- **Assignment**:
Write out every line below that includes the word "this".

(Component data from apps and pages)
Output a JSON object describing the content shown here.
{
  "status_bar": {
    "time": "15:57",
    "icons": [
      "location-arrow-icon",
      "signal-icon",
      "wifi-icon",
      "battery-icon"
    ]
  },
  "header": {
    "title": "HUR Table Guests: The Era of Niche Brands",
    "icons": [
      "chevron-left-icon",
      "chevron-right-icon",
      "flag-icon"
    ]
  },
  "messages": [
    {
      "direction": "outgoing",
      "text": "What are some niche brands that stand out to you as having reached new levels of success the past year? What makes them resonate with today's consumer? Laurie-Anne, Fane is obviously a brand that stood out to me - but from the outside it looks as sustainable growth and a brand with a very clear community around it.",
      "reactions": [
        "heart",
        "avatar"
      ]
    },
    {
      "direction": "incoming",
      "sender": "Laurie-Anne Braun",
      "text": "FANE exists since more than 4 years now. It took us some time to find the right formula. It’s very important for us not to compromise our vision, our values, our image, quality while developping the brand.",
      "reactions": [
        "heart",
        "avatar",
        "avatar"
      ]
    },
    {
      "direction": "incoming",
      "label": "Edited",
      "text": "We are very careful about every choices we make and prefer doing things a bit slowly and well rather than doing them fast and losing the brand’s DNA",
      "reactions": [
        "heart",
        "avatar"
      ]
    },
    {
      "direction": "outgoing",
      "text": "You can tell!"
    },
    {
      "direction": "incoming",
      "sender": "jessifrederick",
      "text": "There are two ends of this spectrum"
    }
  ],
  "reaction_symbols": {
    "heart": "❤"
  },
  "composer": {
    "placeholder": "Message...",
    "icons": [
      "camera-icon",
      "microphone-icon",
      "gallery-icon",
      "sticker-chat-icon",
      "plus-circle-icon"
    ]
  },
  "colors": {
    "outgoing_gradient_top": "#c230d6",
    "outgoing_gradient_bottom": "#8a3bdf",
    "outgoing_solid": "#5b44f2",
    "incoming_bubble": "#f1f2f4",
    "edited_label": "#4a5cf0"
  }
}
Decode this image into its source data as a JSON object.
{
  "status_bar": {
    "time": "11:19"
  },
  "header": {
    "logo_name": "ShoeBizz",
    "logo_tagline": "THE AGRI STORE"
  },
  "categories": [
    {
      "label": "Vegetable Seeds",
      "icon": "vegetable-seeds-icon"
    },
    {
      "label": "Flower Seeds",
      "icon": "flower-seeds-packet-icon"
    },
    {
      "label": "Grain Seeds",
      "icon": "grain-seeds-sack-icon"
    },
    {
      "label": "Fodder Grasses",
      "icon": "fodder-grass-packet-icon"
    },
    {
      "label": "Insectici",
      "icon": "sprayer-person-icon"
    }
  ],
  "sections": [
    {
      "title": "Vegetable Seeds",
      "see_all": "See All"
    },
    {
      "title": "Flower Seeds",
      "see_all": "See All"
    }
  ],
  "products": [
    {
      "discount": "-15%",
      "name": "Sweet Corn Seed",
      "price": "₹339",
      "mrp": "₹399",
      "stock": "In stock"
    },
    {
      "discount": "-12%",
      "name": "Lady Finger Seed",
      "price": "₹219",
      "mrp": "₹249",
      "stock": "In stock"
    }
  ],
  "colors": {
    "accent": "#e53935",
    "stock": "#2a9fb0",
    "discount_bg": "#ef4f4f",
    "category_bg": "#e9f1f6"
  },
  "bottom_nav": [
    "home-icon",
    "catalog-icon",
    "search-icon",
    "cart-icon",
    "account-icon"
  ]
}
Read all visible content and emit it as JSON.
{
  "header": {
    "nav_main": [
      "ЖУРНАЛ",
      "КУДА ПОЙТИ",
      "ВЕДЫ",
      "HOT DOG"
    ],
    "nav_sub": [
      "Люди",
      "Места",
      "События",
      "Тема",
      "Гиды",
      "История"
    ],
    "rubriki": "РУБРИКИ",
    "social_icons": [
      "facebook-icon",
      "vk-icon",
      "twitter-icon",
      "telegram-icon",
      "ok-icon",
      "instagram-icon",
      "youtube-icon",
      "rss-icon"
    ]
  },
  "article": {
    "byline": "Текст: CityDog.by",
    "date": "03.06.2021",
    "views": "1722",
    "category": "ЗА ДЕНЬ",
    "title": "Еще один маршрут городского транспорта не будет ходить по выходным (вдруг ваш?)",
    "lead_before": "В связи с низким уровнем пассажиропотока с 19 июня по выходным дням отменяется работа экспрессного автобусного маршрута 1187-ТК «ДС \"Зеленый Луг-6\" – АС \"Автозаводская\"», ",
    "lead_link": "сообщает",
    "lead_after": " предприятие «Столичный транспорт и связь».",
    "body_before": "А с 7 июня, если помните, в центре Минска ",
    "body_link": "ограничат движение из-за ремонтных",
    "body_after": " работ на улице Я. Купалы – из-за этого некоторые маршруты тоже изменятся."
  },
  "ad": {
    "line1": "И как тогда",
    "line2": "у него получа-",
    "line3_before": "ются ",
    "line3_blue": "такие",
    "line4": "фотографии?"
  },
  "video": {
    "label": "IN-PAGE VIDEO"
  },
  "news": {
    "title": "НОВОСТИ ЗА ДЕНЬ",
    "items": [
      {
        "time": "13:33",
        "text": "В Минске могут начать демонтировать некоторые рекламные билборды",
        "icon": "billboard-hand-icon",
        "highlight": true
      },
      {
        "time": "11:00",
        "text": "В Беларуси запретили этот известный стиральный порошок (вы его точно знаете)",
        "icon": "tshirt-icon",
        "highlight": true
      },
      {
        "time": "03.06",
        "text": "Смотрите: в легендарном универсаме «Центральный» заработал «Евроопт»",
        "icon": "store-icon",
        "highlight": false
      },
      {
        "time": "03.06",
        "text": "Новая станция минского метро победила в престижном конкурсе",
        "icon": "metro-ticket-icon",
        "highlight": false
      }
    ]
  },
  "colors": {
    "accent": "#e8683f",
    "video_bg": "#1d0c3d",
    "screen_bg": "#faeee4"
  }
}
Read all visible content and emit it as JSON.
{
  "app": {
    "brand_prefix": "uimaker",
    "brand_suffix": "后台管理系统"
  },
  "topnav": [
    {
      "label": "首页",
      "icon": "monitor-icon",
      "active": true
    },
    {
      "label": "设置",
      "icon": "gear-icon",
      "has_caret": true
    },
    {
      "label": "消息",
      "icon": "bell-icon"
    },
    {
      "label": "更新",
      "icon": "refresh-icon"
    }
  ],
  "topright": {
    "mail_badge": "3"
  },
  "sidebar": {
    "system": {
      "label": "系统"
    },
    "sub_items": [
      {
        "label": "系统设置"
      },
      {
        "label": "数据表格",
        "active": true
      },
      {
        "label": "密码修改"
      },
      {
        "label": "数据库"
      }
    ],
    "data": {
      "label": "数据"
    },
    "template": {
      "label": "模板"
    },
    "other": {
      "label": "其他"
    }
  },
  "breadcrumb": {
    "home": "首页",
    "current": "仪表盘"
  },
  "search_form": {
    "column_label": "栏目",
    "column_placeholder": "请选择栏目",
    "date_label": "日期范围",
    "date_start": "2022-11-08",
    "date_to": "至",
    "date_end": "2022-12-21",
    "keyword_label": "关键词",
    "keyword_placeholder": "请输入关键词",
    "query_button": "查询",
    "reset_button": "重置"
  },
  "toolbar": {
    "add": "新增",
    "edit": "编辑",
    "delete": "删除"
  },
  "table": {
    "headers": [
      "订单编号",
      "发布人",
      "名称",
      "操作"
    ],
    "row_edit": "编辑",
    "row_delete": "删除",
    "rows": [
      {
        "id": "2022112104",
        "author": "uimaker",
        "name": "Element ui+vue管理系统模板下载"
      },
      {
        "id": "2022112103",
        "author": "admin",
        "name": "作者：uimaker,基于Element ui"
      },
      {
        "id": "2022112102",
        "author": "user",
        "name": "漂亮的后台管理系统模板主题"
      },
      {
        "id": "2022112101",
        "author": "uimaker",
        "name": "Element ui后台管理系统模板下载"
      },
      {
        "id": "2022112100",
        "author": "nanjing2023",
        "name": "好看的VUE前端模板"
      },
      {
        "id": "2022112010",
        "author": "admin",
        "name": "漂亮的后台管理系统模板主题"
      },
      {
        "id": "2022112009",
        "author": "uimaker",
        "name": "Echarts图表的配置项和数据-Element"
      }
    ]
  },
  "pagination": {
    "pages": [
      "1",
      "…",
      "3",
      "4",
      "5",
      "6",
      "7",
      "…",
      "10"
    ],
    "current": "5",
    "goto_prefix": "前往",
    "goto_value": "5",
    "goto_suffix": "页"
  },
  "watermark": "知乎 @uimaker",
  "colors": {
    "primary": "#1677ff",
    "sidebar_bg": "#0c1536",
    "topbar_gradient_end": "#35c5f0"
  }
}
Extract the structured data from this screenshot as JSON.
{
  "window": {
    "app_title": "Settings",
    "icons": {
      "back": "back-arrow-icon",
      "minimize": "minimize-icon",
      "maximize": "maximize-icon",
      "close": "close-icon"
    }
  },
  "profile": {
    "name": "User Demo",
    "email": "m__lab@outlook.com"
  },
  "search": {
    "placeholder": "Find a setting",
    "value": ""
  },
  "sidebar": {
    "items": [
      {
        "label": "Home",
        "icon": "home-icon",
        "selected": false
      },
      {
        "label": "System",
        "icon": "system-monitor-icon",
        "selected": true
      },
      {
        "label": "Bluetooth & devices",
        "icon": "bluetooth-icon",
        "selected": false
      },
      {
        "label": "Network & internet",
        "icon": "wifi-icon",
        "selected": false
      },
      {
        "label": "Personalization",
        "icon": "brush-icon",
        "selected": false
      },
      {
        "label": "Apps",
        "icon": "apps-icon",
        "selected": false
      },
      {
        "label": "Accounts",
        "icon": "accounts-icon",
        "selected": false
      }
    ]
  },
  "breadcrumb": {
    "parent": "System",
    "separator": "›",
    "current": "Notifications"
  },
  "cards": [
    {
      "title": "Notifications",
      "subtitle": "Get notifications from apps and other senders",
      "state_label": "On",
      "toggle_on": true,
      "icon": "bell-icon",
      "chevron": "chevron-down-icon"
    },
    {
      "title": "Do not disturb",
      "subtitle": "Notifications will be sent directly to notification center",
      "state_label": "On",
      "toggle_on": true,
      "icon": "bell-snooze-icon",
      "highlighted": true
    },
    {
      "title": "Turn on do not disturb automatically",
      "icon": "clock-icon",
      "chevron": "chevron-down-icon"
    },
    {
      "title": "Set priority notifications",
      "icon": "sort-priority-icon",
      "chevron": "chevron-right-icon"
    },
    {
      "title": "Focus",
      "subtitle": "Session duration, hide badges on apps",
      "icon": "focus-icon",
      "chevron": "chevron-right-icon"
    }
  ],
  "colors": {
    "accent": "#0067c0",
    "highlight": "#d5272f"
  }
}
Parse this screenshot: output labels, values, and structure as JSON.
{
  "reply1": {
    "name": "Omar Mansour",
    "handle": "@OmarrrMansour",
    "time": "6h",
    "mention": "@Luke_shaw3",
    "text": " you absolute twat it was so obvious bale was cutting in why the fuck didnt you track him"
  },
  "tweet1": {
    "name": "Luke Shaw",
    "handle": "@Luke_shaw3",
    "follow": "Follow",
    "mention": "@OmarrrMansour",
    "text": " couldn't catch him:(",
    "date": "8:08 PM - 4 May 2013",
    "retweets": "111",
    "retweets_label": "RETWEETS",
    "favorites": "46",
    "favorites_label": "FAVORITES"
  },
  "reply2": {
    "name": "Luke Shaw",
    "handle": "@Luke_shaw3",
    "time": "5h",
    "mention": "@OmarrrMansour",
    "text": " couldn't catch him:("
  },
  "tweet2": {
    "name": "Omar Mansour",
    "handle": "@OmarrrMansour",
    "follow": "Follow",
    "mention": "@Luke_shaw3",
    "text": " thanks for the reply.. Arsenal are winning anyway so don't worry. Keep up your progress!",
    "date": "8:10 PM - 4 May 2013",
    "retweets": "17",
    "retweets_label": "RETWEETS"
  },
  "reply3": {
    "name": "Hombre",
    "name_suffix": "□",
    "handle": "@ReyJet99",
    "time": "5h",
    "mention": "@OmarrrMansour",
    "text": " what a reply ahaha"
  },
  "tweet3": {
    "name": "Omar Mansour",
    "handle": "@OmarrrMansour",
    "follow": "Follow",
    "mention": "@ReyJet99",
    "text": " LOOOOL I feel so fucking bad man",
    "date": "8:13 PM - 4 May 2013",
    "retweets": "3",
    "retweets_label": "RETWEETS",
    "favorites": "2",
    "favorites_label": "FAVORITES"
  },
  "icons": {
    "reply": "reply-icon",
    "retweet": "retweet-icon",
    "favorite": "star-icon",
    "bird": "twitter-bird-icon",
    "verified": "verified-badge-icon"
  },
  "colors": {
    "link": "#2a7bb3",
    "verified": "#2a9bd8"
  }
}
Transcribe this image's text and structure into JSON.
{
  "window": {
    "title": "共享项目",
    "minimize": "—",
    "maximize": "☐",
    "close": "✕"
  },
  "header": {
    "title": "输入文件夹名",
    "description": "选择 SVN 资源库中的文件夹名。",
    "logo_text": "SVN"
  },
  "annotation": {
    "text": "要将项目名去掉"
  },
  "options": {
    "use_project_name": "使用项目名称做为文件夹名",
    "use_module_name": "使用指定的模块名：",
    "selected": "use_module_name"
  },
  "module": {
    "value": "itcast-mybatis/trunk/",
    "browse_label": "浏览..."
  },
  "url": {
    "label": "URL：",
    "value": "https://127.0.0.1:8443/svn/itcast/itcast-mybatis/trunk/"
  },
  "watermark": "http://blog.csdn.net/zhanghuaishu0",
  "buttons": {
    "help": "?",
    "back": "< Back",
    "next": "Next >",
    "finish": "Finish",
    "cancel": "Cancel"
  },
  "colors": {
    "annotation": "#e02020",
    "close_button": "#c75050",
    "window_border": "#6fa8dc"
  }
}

- **Answer section**:
      "text": "There are two ends of this spectrum"
Decode this image into its source data as a JSON object.
Extract the structured data from this screenshot as JSON.
Parse this screenshot: output labels, values, and structure as JSON.
Transcribe this image's text and structure into JSON.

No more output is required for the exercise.